■ What is needed ■
Return all of the data below verbatim and exclude every picture.

##### Data excerpts

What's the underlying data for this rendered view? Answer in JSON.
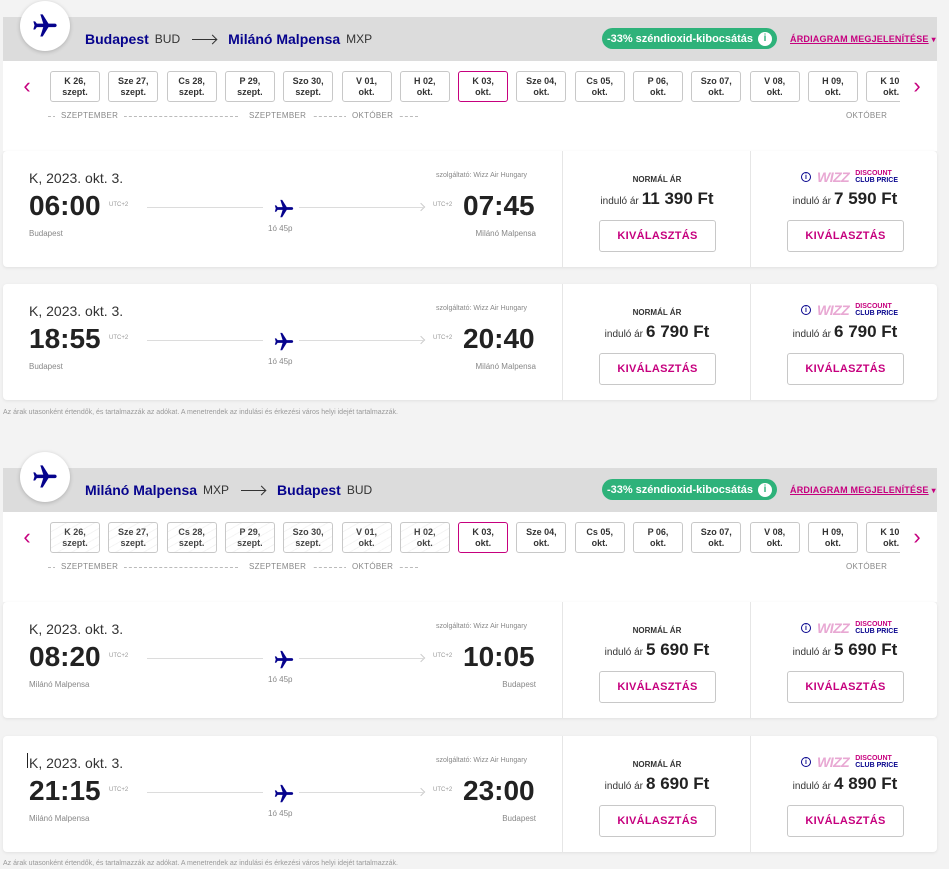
{
  "outbound": {
    "route": {
      "from_city": "Budapest",
      "from_code": "BUD",
      "to_city": "Milánó Malpensa",
      "to_code": "MXP"
    },
    "co2_label": "-33% széndioxid-kibocsátás",
    "chart_link": "ÁRDIAGRAM MEGJELENÍTÉSE",
    "dates": [
      {
        "l1": "K 26,",
        "l2": "szept."
      },
      {
        "l1": "Sze 27,",
        "l2": "szept."
      },
      {
        "l1": "Cs 28,",
        "l2": "szept."
      },
      {
        "l1": "P 29,",
        "l2": "szept."
      },
      {
        "l1": "Szo 30,",
        "l2": "szept."
      },
      {
        "l1": "V 01,",
        "l2": "okt."
      },
      {
        "l1": "H 02,",
        "l2": "okt."
      },
      {
        "l1": "K 03,",
        "l2": "okt."
      },
      {
        "l1": "Sze 04,",
        "l2": "okt."
      },
      {
        "l1": "Cs 05,",
        "l2": "okt."
      },
      {
        "l1": "P 06,",
        "l2": "okt."
      },
      {
        "l1": "Szo 07,",
        "l2": "okt."
      },
      {
        "l1": "V 08,",
        "l2": "okt."
      },
      {
        "l1": "H 09,",
        "l2": "okt."
      },
      {
        "l1": "K 10,",
        "l2": "okt."
      }
    ],
    "months": {
      "m1": "SZEPTEMBER",
      "m2": "SZEPTEMBER",
      "m3": "OKTÓBER",
      "m4": "OKTÓBER"
    },
    "flights": [
      {
        "date": "K, 2023. okt. 3.",
        "operator": "szolgáltató: Wizz Air Hungary",
        "dep_time": "06:00",
        "arr_time": "07:45",
        "utc_dep": "UTC+2",
        "utc_arr": "UTC+2",
        "duration": "1ó 45p",
        "dep_city": "Budapest",
        "arr_city": "Milánó Malpensa",
        "normal_title": "NORMÁL ÁR",
        "from_label": "induló ár",
        "normal_price": "11 390 Ft",
        "wdc_price": "7 590 Ft",
        "select": "KIVÁLASZTÁS"
      },
      {
        "date": "K, 2023. okt. 3.",
        "operator": "szolgáltató: Wizz Air Hungary",
        "dep_time": "18:55",
        "arr_time": "20:40",
        "utc_dep": "UTC+2",
        "utc_arr": "UTC+2",
        "duration": "1ó 45p",
        "dep_city": "Budapest",
        "arr_city": "Milánó Malpensa",
        "normal_title": "NORMÁL ÁR",
        "from_label": "induló ár",
        "normal_price": "6 790 Ft",
        "wdc_price": "6 790 Ft",
        "select": "KIVÁLASZTÁS"
      }
    ]
  },
  "inbound": {
    "route": {
      "from_city": "Milánó Malpensa",
      "from_code": "MXP",
      "to_city": "Budapest",
      "to_code": "BUD"
    },
    "co2_label": "-33% széndioxid-kibocsátás",
    "chart_link": "ÁRDIAGRAM MEGJELENÍTÉSE",
    "dates": [
      {
        "l1": "K 26,",
        "l2": "szept."
      },
      {
        "l1": "Sze 27,",
        "l2": "szept."
      },
      {
        "l1": "Cs 28,",
        "l2": "szept."
      },
      {
        "l1": "P 29,",
        "l2": "szept."
      },
      {
        "l1": "Szo 30,",
        "l2": "szept."
      },
      {
        "l1": "V 01,",
        "l2": "okt."
      },
      {
        "l1": "H 02,",
        "l2": "okt."
      },
      {
        "l1": "K 03,",
        "l2": "okt."
      },
      {
        "l1": "Sze 04,",
        "l2": "okt."
      },
      {
        "l1": "Cs 05,",
        "l2": "okt."
      },
      {
        "l1": "P 06,",
        "l2": "okt."
      },
      {
        "l1": "Szo 07,",
        "l2": "okt."
      },
      {
        "l1": "V 08,",
        "l2": "okt."
      },
      {
        "l1": "H 09,",
        "l2": "okt."
      },
      {
        "l1": "K 10,",
        "l2": "okt."
      }
    ],
    "months": {
      "m1": "SZEPTEMBER",
      "m2": "SZEPTEMBER",
      "m3": "OKTÓBER",
      "m4": "OKTÓBER"
    },
    "flights": [
      {
        "date": "K, 2023. okt. 3.",
        "operator": "szolgáltató: Wizz Air Hungary",
        "dep_time": "08:20",
        "arr_time": "10:05",
        "utc_dep": "UTC+2",
        "utc_arr": "UTC+2",
        "duration": "1ó 45p",
        "dep_city": "Milánó Malpensa",
        "arr_city": "Budapest",
        "normal_title": "NORMÁL ÁR",
        "from_label": "induló ár",
        "normal_price": "5 690 Ft",
        "wdc_price": "5 690 Ft",
        "select": "KIVÁLASZTÁS"
      },
      {
        "date": "K, 2023. okt. 3.",
        "operator": "szolgáltató: Wizz Air Hungary",
        "dep_time": "21:15",
        "arr_time": "23:00",
        "utc_dep": "UTC+2",
        "utc_arr": "UTC+2",
        "duration": "1ó 45p",
        "dep_city": "Milánó Malpensa",
        "arr_city": "Budapest",
        "normal_title": "NORMÁL ÁR",
        "from_label": "induló ár",
        "normal_price": "8 690 Ft",
        "wdc_price": "4 890 Ft",
        "select": "KIVÁLASZTÁS"
      }
    ]
  },
  "wdc_label": {
    "wizz": "WIZZ",
    "discount": "DISCOUNT",
    "club_price": "CLUB PRICE"
  },
  "footnote": "Az árak utasonként értendők, és tartalmazzák az adókat. A menetrendek az indulási és érkezési város helyi idejét tartalmazzák.",
  "colors": {
    "brand_magenta": "#c6007e",
    "brand_navy": "#06038d",
    "co2_green": "#2eb27a"
  },
  "icons": {
    "badge": "plane-icon",
    "nav_prev": "chevron-left-icon",
    "nav_next": "chevron-right-icon",
    "info": "info-icon"
  }
}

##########

■ Reply ■
What's the underlying data for this rendered view? Answer in JSON.
{
  "outbound": {
    "route": {
      "from_city": "Budapest",
      "from_code": "BUD",
      "to_city": "Milánó Malpensa",
      "to_code": "MXP"
    },
    "co2_label": "-33% széndioxid-kibocsátás",
    "chart_link": "ÁRDIAGRAM MEGJELENÍTÉSE",
    "dates": [
      {
        "l1": "K 26,",
        "l2": "szept."
      },
      {
        "l1": "Sze 27,",
        "l2": "szept."
      },
      {
        "l1": "Cs 28,",
        "l2": "szept."
      },
      {
        "l1": "P 29,",
        "l2": "szept."
      },
      {
        "l1": "Szo 30,",
        "l2": "szept."
      },
      {
        "l1": "V 01,",
        "l2": "okt."
      },
      {
        "l1": "H 02,",
        "l2": "okt."
      },
      {
        "l1": "K 03,",
        "l2": "okt."
      },
      {
        "l1": "Sze 04,",
        "l2": "okt."
      },
      {
        "l1": "Cs 05,",
        "l2": "okt."
      },
      {
        "l1": "P 06,",
        "l2": "okt."
      },
      {
        "l1": "Szo 07,",
        "l2": "okt."
      },
      {
        "l1": "V 08,",
        "l2": "okt."
      },
      {
        "l1": "H 09,",
        "l2": "okt."
      },
      {
        "l1": "K 10,",
        "l2": "okt."
      }
    ],
    "months": {
      "m1": "SZEPTEMBER",
      "m2": "SZEPTEMBER",
      "m3": "OKTÓBER",
      "m4": "OKTÓBER"
    },
    "flights": [
      {
        "date": "K, 2023. okt. 3.",
        "operator": "szolgáltató: Wizz Air Hungary",
        "dep_time": "06:00",
        "arr_time": "07:45",
        "utc_dep": "UTC+2",
        "utc_arr": "UTC+2",
        "duration": "1ó 45p",
        "dep_city": "Budapest",
        "arr_city": "Milánó Malpensa",
        "normal_title": "NORMÁL ÁR",
        "from_label": "induló ár",
        "normal_price": "11 390 Ft",
        "wdc_price": "7 590 Ft",
        "select": "KIVÁLASZTÁS"
      },
      {
        "date": "K, 2023. okt. 3.",
        "operator": "szolgáltató: Wizz Air Hungary",
        "dep_time": "18:55",
        "arr_time": "20:40",
        "utc_dep": "UTC+2",
        "utc_arr": "UTC+2",
        "duration": "1ó 45p",
        "dep_city": "Budapest",
        "arr_city": "Milánó Malpensa",
        "normal_title": "NORMÁL ÁR",
        "from_label": "induló ár",
        "normal_price": "6 790 Ft",
        "wdc_price": "6 790 Ft",
        "select": "KIVÁLASZTÁS"
      }
    ]
  },
  "inbound": {
    "route": {
      "from_city": "Milánó Malpensa",
      "from_code": "MXP",
      "to_city": "Budapest",
      "to_code": "BUD"
    },
    "co2_label": "-33% széndioxid-kibocsátás",
    "chart_link": "ÁRDIAGRAM MEGJELENÍTÉSE",
    "dates": [
      {
        "l1": "K 26,",
        "l2": "szept."
      },
      {
        "l1": "Sze 27,",
        "l2": "szept."
      },
      {
        "l1": "Cs 28,",
        "l2": "szept."
      },
      {
        "l1": "P 29,",
        "l2": "szept."
      },
      {
        "l1": "Szo 30,",
        "l2": "szept."
      },
      {
        "l1": "V 01,",
        "l2": "okt."
      },
      {
        "l1": "H 02,",
        "l2": "okt."
      },
      {
        "l1": "K 03,",
        "l2": "okt."
      },
      {
        "l1": "Sze 04,",
        "l2": "okt."
      },
      {
        "l1": "Cs 05,",
        "l2": "okt."
      },
      {
        "l1": "P 06,",
        "l2": "okt."
      },
      {
        "l1": "Szo 07,",
        "l2": "okt."
      },
      {
        "l1": "V 08,",
        "l2": "okt."
      },
      {
        "l1": "H 09,",
        "l2": "okt."
      },
      {
        "l1": "K 10,",
        "l2": "okt."
      }
    ],
    "months": {
      "m1": "SZEPTEMBER",
      "m2": "SZEPTEMBER",
      "m3": "OKTÓBER",
      "m4": "OKTÓBER"
    },
    "flights": [
      {
        "date": "K, 2023. okt. 3.",
        "operator": "szolgáltató: Wizz Air Hungary",
        "dep_time": "08:20",
        "arr_time": "10:05",
        "utc_dep": "UTC+2",
        "utc_arr": "UTC+2",
        "duration": "1ó 45p",
        "dep_city": "Milánó Malpensa",
        "arr_city": "Budapest",
        "normal_title": "NORMÁL ÁR",
        "from_label": "induló ár",
        "normal_price": "5 690 Ft",
        "wdc_price": "5 690 Ft",
        "select": "KIVÁLASZTÁS"
      },
      {
        "date": "K, 2023. okt. 3.",
        "operator": "szolgáltató: Wizz Air Hungary",
        "dep_time": "21:15",
        "arr_time": "23:00",
        "utc_dep": "UTC+2",
        "utc_arr": "UTC+2",
        "duration": "1ó 45p",
        "dep_city": "Milánó Malpensa",
        "arr_city": "Budapest",
        "normal_title": "NORMÁL ÁR",
        "from_label": "induló ár",
        "normal_price": "8 690 Ft",
        "wdc_price": "4 890 Ft",
        "select": "KIVÁLASZTÁS"
      }
    ]
  },
  "wdc_label": {
    "wizz": "WIZZ",
    "discount": "DISCOUNT",
    "club_price": "CLUB PRICE"
  },
  "footnote": "Az árak utasonként értendők, és tartalmazzák az adókat. A menetrendek az indulási és érkezési város helyi idejét tartalmazzák.",
  "colors": {
    "brand_magenta": "#c6007e",
    "brand_navy": "#06038d",
    "co2_green": "#2eb27a"
  },
  "icons": {
    "badge": "plane-icon",
    "nav_prev": "chevron-left-icon",
    "nav_next": "chevron-right-icon",
    "info": "info-icon"
  }
}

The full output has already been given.